Don’t just stop at marketing, either. Consider how your senior stakeholders and C-suite can get involved in outreach or meetings to make these leads feel extra special.

7. Iterate and improve

Linkedin ABM campaigns generally take at least two months and can take up to two quarters. That’s why they’re reserved for your very top accounts. It’s also why it’s crucial to do higher-volume automated outreach campaigns alongside them. 

After a couple of months, you can evaluate your results to determine whether your efforts have been successful. Ideally, you’ll have nabbed an account that’s transformed your organization’s legitimacy and made a healthy difference to your bottom line. But even if you haven’t, you can use the insights from your efforts to iterate and improve your process. 

Account based marketing on LinkedIn can take time to get right and produce results. Any engagement statistics or learnings from discovery calls can be carried forward into your next ABM campaign.

Advanced LinkedIn account based marketing tips

LinkedIn  Account Based Marketing 

That’s the general structure of ABM on LinkedIn sorted. But if you’re ready to take your LinkedIn lead generation to the next level, you should consider how your ABM strategy fits in with your broader LinkedIn outreach. 
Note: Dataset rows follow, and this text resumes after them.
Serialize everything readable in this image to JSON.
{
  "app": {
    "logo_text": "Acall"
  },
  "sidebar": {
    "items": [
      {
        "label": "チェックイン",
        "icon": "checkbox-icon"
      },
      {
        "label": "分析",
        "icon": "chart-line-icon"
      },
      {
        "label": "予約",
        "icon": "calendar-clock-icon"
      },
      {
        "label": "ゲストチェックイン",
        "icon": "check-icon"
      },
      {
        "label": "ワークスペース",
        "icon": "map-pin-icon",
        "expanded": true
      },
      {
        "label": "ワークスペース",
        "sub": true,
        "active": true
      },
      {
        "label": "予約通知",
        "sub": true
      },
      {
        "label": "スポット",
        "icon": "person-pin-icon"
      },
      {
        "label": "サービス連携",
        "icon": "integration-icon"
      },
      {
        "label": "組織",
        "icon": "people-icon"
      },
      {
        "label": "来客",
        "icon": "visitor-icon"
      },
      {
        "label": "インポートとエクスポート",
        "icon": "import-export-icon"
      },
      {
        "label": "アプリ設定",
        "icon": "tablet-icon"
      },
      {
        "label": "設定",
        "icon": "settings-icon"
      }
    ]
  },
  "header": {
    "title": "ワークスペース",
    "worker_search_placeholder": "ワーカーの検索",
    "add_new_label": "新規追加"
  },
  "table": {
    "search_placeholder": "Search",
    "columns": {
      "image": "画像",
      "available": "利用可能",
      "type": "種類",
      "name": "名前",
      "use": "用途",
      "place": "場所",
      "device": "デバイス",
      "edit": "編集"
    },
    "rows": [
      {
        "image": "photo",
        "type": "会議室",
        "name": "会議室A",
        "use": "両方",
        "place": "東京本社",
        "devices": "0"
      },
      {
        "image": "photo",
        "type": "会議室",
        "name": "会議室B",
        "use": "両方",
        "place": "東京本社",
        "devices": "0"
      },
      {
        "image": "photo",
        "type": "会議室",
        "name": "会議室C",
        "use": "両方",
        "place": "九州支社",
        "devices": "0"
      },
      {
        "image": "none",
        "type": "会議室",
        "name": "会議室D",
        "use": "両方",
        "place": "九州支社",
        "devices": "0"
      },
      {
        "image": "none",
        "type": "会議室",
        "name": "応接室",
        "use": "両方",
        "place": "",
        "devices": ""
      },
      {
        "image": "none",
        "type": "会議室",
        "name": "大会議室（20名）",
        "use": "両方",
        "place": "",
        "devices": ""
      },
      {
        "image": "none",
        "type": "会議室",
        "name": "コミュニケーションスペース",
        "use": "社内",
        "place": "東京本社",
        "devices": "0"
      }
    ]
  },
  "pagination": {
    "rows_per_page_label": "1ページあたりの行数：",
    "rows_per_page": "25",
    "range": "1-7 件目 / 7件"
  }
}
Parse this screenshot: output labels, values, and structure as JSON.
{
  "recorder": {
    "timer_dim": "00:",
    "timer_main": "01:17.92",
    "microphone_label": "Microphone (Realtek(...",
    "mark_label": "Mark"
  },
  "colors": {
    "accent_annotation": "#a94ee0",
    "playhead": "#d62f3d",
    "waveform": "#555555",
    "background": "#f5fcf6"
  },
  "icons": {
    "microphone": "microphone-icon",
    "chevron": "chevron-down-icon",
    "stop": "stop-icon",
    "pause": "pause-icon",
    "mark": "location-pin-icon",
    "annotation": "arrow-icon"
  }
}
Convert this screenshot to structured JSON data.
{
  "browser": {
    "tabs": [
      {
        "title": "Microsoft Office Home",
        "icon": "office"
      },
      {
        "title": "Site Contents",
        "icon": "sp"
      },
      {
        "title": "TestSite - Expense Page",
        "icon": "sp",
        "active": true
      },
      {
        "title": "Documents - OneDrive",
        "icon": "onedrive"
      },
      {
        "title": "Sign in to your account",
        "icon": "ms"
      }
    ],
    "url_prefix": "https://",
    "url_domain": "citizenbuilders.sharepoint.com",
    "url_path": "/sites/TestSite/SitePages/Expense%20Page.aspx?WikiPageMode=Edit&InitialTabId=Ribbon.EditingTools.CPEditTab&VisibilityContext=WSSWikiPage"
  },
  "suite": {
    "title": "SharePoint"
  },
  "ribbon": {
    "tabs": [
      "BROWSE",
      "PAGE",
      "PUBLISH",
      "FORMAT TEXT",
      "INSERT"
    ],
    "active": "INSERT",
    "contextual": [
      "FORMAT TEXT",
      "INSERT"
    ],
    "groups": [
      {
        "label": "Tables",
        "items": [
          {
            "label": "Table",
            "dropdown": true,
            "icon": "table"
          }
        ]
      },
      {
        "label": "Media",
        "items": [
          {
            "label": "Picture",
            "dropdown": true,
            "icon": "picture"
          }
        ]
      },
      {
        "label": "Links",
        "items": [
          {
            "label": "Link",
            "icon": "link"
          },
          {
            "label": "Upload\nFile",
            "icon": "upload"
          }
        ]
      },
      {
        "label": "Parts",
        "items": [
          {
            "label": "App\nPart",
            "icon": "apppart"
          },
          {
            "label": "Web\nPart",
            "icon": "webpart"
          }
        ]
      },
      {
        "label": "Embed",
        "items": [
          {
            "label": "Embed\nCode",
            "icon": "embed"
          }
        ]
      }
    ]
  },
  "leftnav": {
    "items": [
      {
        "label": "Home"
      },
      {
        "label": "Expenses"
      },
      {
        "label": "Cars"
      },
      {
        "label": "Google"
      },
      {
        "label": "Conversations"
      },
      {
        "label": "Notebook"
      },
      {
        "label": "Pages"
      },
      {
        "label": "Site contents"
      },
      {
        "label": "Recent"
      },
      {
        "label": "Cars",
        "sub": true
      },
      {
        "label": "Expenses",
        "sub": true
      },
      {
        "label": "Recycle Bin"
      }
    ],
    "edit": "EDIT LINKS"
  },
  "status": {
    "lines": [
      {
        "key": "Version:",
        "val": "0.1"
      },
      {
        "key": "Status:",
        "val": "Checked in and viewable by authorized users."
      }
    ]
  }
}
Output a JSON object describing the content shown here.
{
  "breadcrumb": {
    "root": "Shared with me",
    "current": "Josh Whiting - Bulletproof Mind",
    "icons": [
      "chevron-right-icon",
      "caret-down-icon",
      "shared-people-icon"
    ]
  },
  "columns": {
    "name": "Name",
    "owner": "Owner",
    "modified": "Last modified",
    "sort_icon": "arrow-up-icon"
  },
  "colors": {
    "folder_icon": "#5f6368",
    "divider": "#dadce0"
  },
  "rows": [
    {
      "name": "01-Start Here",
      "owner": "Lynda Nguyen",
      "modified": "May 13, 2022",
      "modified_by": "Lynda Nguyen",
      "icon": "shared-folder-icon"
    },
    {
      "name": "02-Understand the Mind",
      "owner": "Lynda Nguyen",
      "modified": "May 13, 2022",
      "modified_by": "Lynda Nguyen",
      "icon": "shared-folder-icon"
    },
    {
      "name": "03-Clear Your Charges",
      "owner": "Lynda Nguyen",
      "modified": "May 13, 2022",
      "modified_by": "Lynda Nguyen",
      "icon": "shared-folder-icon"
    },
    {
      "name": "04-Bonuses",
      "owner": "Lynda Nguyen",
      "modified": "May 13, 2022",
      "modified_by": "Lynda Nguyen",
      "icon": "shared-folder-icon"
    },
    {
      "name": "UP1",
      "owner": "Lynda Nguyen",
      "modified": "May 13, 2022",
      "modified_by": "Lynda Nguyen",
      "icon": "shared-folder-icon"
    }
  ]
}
True ABM requires significant sales, marketing, and executive input. It’s incredibly effective, but can only be done for a couple of accounts per quarter. To consistently hit sales targets, you need ways to streamline your other outreach efforts. 

One way of doing so is to split the rest of your target accounts into medium- and lower-priority categories. Lower priority accounts can be added to large, untailored automatic outreach campaigns. These require little upfront effort and no ongoing demands on your time. Simply set up your automated LinkedIn cadence, add your contacts, and benefit from LinkedIn lead generation in the background. 

Some of the techniques and tips from your ABM campaigns can improve your LinkedIn outreach to medium-priority accounts. By personalizing your opening hooks for these cadences, you can benefit from better conversion rates while still using automation. A tool like Salesflow can help you optimize your outreach and improve your efficiency. Try us out for free with a 7-day trial: